Verbatim repeat, images excluded. Give each entry again as written.

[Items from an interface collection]

• • • • •

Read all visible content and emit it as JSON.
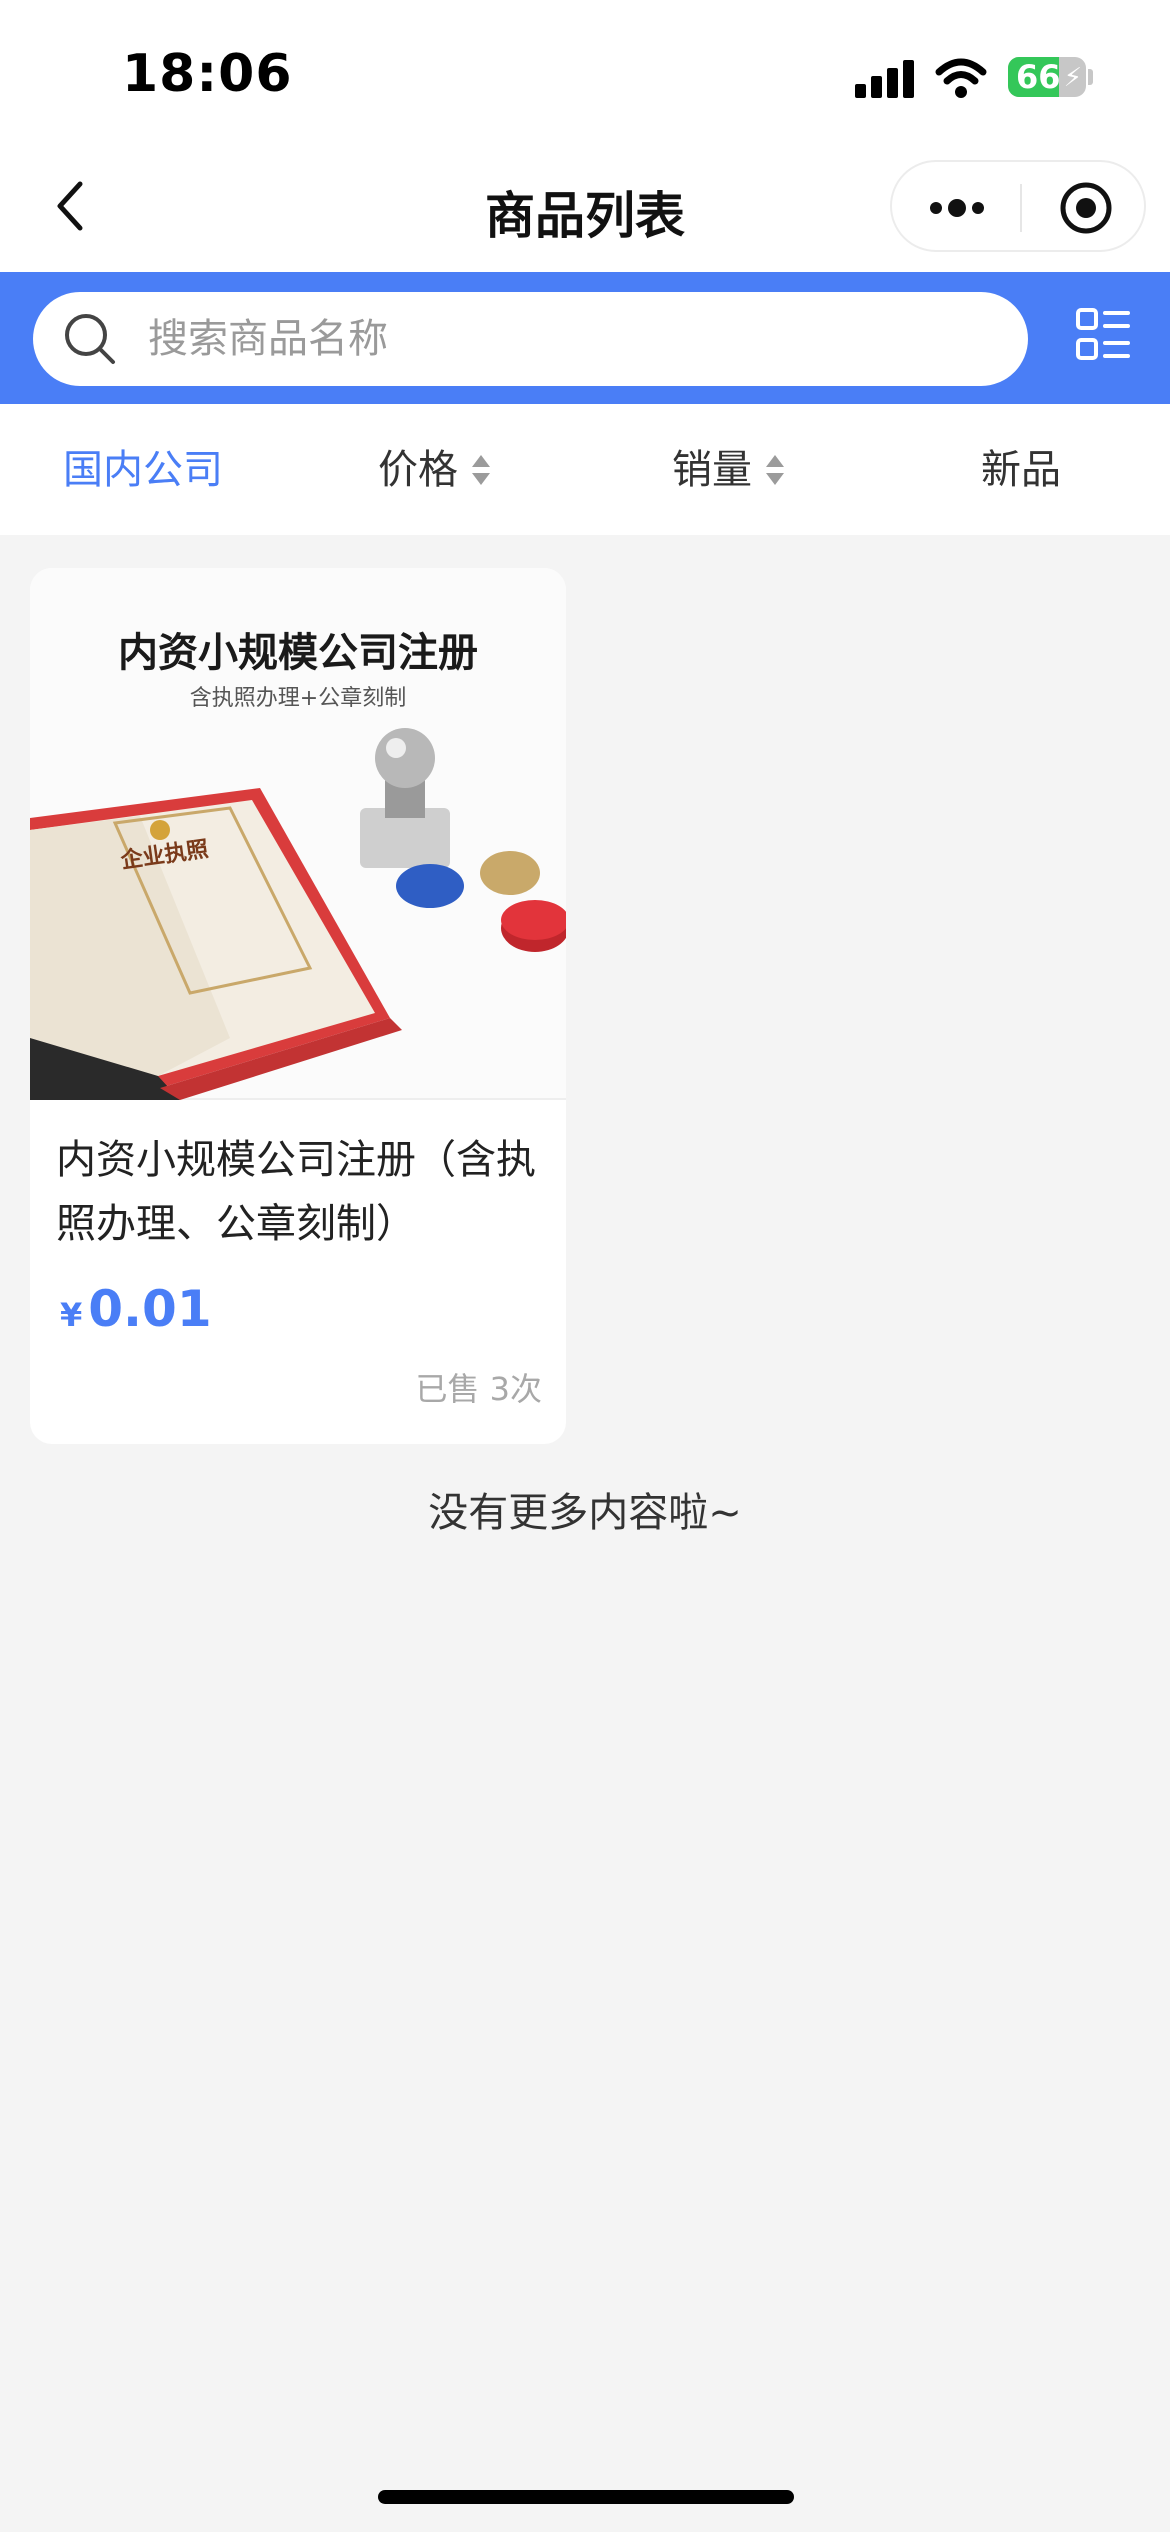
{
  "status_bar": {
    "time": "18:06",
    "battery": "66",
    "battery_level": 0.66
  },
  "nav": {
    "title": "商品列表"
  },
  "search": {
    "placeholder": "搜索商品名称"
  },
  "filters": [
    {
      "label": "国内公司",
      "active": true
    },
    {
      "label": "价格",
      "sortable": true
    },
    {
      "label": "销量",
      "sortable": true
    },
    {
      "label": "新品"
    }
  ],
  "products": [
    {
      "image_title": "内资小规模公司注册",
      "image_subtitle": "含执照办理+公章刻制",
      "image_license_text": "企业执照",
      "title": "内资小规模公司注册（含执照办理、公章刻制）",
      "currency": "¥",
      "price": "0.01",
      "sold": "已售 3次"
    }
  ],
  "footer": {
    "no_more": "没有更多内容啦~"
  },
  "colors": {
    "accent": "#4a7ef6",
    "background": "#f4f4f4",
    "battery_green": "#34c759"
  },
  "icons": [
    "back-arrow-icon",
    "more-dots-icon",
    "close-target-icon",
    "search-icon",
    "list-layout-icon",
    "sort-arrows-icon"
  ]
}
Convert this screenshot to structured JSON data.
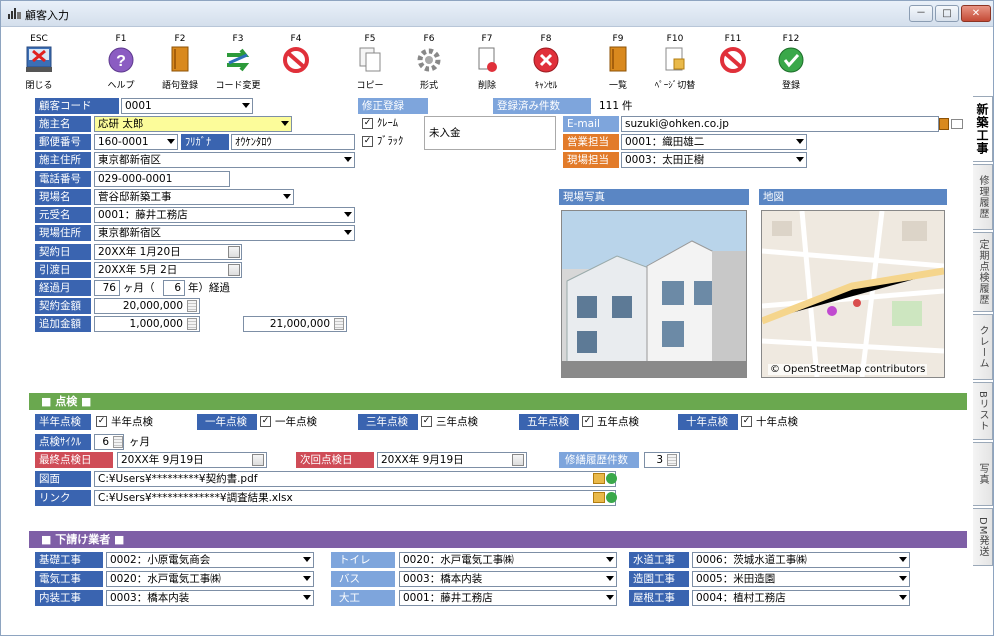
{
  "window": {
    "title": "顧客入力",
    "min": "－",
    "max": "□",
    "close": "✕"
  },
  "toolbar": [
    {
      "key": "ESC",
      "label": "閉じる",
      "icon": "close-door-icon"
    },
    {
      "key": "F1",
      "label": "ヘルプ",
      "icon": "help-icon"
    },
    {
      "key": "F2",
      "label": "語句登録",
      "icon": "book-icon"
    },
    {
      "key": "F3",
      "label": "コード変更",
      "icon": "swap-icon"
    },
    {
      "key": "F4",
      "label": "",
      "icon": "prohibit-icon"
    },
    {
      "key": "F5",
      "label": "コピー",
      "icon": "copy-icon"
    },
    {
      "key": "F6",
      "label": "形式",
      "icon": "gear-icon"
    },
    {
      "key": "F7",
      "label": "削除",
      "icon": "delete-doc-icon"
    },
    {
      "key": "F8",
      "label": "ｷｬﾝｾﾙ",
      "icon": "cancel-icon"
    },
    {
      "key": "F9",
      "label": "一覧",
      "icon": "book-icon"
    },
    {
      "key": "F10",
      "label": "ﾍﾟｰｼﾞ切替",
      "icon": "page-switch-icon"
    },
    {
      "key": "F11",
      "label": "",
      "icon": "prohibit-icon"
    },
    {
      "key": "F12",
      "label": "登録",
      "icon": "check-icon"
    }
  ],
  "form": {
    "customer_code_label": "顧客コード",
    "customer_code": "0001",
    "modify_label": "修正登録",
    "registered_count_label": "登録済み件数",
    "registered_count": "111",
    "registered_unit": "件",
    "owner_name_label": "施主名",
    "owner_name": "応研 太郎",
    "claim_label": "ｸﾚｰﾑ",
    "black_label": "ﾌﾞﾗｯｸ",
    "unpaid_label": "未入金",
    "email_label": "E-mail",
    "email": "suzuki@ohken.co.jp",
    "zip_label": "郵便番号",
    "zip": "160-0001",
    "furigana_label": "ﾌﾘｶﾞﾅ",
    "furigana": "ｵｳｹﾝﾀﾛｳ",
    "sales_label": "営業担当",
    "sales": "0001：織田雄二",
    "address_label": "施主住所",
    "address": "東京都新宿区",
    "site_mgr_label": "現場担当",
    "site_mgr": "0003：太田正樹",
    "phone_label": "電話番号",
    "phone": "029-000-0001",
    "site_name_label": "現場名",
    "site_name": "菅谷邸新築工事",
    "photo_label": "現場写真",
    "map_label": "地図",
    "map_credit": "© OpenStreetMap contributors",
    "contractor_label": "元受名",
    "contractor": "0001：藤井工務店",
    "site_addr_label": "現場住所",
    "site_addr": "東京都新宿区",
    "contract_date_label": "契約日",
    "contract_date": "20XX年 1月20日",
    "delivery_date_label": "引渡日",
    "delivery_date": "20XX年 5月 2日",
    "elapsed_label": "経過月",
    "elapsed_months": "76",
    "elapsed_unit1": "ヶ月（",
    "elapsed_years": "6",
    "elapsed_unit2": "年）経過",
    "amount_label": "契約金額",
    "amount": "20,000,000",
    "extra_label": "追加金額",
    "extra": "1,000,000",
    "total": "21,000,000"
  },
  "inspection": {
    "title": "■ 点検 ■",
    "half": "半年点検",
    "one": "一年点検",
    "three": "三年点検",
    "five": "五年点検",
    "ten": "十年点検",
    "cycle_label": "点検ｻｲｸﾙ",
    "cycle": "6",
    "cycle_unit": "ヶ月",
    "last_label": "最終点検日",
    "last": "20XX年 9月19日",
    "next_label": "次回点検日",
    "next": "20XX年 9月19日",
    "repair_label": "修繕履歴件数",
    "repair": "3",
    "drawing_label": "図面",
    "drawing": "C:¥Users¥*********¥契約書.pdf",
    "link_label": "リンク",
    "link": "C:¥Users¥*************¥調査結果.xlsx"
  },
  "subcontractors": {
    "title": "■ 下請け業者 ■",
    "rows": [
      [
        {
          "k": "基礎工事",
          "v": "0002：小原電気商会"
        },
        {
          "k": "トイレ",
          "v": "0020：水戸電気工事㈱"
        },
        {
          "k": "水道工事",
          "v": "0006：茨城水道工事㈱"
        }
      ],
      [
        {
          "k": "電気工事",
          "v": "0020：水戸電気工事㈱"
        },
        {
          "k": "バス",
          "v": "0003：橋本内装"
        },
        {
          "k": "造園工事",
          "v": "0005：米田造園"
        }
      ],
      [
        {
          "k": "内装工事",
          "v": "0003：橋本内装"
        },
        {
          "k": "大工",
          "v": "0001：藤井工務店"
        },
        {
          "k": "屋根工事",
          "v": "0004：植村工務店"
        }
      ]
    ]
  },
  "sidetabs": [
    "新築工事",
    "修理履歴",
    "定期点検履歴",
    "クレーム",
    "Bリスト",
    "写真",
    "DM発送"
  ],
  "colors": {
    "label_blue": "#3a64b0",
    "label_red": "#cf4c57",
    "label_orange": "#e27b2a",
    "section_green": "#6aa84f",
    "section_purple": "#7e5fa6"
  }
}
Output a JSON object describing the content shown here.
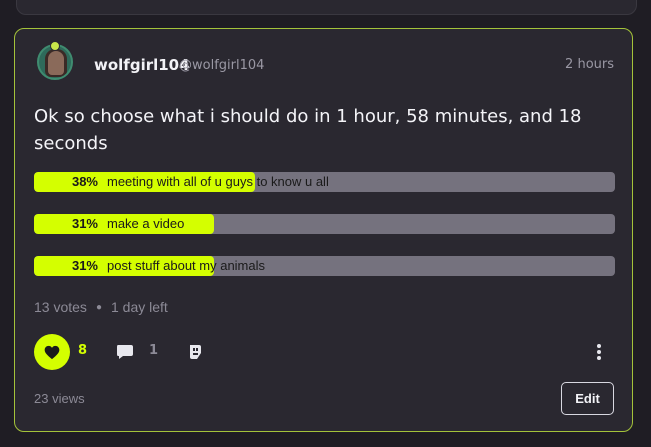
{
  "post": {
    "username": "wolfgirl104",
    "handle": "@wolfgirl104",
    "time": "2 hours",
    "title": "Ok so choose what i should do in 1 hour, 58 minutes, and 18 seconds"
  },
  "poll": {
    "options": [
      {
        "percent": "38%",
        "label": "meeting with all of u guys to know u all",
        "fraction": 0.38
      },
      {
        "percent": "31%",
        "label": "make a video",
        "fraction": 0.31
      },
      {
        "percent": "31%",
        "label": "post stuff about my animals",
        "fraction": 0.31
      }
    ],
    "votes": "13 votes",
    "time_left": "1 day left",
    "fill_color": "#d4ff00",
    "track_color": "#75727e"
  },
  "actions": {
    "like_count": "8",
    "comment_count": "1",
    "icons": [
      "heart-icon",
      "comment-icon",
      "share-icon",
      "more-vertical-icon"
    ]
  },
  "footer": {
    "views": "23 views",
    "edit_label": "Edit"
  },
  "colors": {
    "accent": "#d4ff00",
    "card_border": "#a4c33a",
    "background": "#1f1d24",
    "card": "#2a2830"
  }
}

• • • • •

The completed task:
Read all visible content and emit it as JSON.
{
  "status_bar": {
    "time": "18:06",
    "battery": "66",
    "battery_level": 0.66
  },
  "nav": {
    "title": "商品列表"
  },
  "search": {
    "placeholder": "搜索商品名称"
  },
  "filters": [
    {
      "label": "国内公司",
      "active": true
    },
    {
      "label": "价格",
      "sortable": true
    },
    {
      "label": "销量",
      "sortable": true
    },
    {
      "label": "新品"
    }
  ],
  "products": [
    {
      "image_title": "内资小规模公司注册",
      "image_subtitle": "含执照办理+公章刻制",
      "image_license_text": "企业执照",
      "title": "内资小规模公司注册（含执照办理、公章刻制）",
      "currency": "¥",
      "price": "0.01",
      "sold": "已售 3次"
    }
  ],
  "footer": {
    "no_more": "没有更多内容啦~"
  },
  "colors": {
    "accent": "#4a7ef6",
    "background": "#f4f4f4",
    "battery_green": "#34c759"
  },
  "icons": [
    "back-arrow-icon",
    "more-dots-icon",
    "close-target-icon",
    "search-icon",
    "list-layout-icon",
    "sort-arrows-icon"
  ]
}
Convert this screenshot to structured JSON data.
{
  "window": {
    "title": "顧客入力",
    "min": "－",
    "max": "□",
    "close": "✕"
  },
  "toolbar": [
    {
      "key": "ESC",
      "label": "閉じる",
      "icon": "close-door-icon"
    },
    {
      "key": "F1",
      "label": "ヘルプ",
      "icon": "help-icon"
    },
    {
      "key": "F2",
      "label": "語句登録",
      "icon": "book-icon"
    },
    {
      "key": "F3",
      "label": "コード変更",
      "icon": "swap-icon"
    },
    {
      "key": "F4",
      "label": "",
      "icon": "prohibit-icon"
    },
    {
      "key": "F5",
      "label": "コピー",
      "icon": "copy-icon"
    },
    {
      "key": "F6",
      "label": "形式",
      "icon": "gear-icon"
    },
    {
      "key": "F7",
      "label": "削除",
      "icon": "delete-doc-icon"
    },
    {
      "key": "F8",
      "label": "ｷｬﾝｾﾙ",
      "icon": "cancel-icon"
    },
    {
      "key": "F9",
      "label": "一覧",
      "icon": "book-icon"
    },
    {
      "key": "F10",
      "label": "ﾍﾟｰｼﾞ切替",
      "icon": "page-switch-icon"
    },
    {
      "key": "F11",
      "label": "",
      "icon": "prohibit-icon"
    },
    {
      "key": "F12",
      "label": "登録",
      "icon": "check-icon"
    }
  ],
  "form": {
    "customer_code_label": "顧客コード",
    "customer_code": "0001",
    "modify_label": "修正登録",
    "registered_count_label": "登録済み件数",
    "registered_count": "111",
    "registered_unit": "件",
    "owner_name_label": "施主名",
    "owner_name": "応研 太郎",
    "claim_label": "ｸﾚｰﾑ",
    "black_label": "ﾌﾞﾗｯｸ",
    "unpaid_label": "未入金",
    "email_label": "E-mail",
    "email": "suzuki@ohken.co.jp",
    "zip_label": "郵便番号",
    "zip": "160-0001",
    "furigana_label": "ﾌﾘｶﾞﾅ",
    "furigana": "ｵｳｹﾝﾀﾛｳ",
    "sales_label": "営業担当",
    "sales": "0001：織田雄二",
    "address_label": "施主住所",
    "address": "東京都新宿区",
    "site_mgr_label": "現場担当",
    "site_mgr": "0003：太田正樹",
    "phone_label": "電話番号",
    "phone": "029-000-0001",
    "site_name_label": "現場名",
    "site_name": "菅谷邸新築工事",
    "photo_label": "現場写真",
    "map_label": "地図",
    "map_credit": "© OpenStreetMap contributors",
    "contractor_label": "元受名",
    "contractor": "0001：藤井工務店",
    "site_addr_label": "現場住所",
    "site_addr": "東京都新宿区",
    "contract_date_label": "契約日",
    "contract_date": "20XX年 1月20日",
    "delivery_date_label": "引渡日",
    "delivery_date": "20XX年 5月 2日",
    "elapsed_label": "経過月",
    "elapsed_months": "76",
    "elapsed_unit1": "ヶ月（",
    "elapsed_years": "6",
    "elapsed_unit2": "年）経過",
    "amount_label": "契約金額",
    "amount": "20,000,000",
    "extra_label": "追加金額",
    "extra": "1,000,000",
    "total": "21,000,000"
  },
  "inspection": {
    "title": "■ 点検 ■",
    "half": "半年点検",
    "one": "一年点検",
    "three": "三年点検",
    "five": "五年点検",
    "ten": "十年点検",
    "cycle_label": "点検ｻｲｸﾙ",
    "cycle": "6",
    "cycle_unit": "ヶ月",
    "last_label": "最終点検日",
    "last": "20XX年 9月19日",
    "next_label": "次回点検日",
    "next": "20XX年 9月19日",
    "repair_label": "修繕履歴件数",
    "repair": "3",
    "drawing_label": "図面",
    "drawing": "C:¥Users¥*********¥契約書.pdf",
    "link_label": "リンク",
    "link": "C:¥Users¥*************¥調査結果.xlsx"
  },
  "subcontractors": {
    "title": "■ 下請け業者 ■",
    "rows": [
      [
        {
          "k": "基礎工事",
          "v": "0002：小原電気商会"
        },
        {
          "k": "トイレ",
          "v": "0020：水戸電気工事㈱"
        },
        {
          "k": "水道工事",
          "v": "0006：茨城水道工事㈱"
        }
      ],
      [
        {
          "k": "電気工事",
          "v": "0020：水戸電気工事㈱"
        },
        {
          "k": "バス",
          "v": "0003：橋本内装"
        },
        {
          "k": "造園工事",
          "v": "0005：米田造園"
        }
      ],
      [
        {
          "k": "内装工事",
          "v": "0003：橋本内装"
        },
        {
          "k": "大工",
          "v": "0001：藤井工務店"
        },
        {
          "k": "屋根工事",
          "v": "0004：植村工務店"
        }
      ]
    ]
  },
  "sidetabs": [
    "新築工事",
    "修理履歴",
    "定期点検履歴",
    "クレーム",
    "Bリスト",
    "写真",
    "DM発送"
  ],
  "colors": {
    "label_blue": "#3a64b0",
    "label_red": "#cf4c57",
    "label_orange": "#e27b2a",
    "section_green": "#6aa84f",
    "section_purple": "#7e5fa6"
  }
}
Output a JSON object describing the content shown here.
{
  "post": {
    "username": "wolfgirl104",
    "handle": "@wolfgirl104",
    "time": "2 hours",
    "title": "Ok so choose what i should do in 1 hour, 58 minutes, and 18 seconds"
  },
  "poll": {
    "options": [
      {
        "percent": "38%",
        "label": "meeting with all of u guys to know u all",
        "fraction": 0.38
      },
      {
        "percent": "31%",
        "label": "make a video",
        "fraction": 0.31
      },
      {
        "percent": "31%",
        "label": "post stuff about my animals",
        "fraction": 0.31
      }
    ],
    "votes": "13 votes",
    "time_left": "1 day left",
    "fill_color": "#d4ff00",
    "track_color": "#75727e"
  },
  "actions": {
    "like_count": "8",
    "comment_count": "1",
    "icons": [
      "heart-icon",
      "comment-icon",
      "share-icon",
      "more-vertical-icon"
    ]
  },
  "footer": {
    "views": "23 views",
    "edit_label": "Edit"
  },
  "colors": {
    "accent": "#d4ff00",
    "card_border": "#a4c33a",
    "background": "#1f1d24",
    "card": "#2a2830"
  }
}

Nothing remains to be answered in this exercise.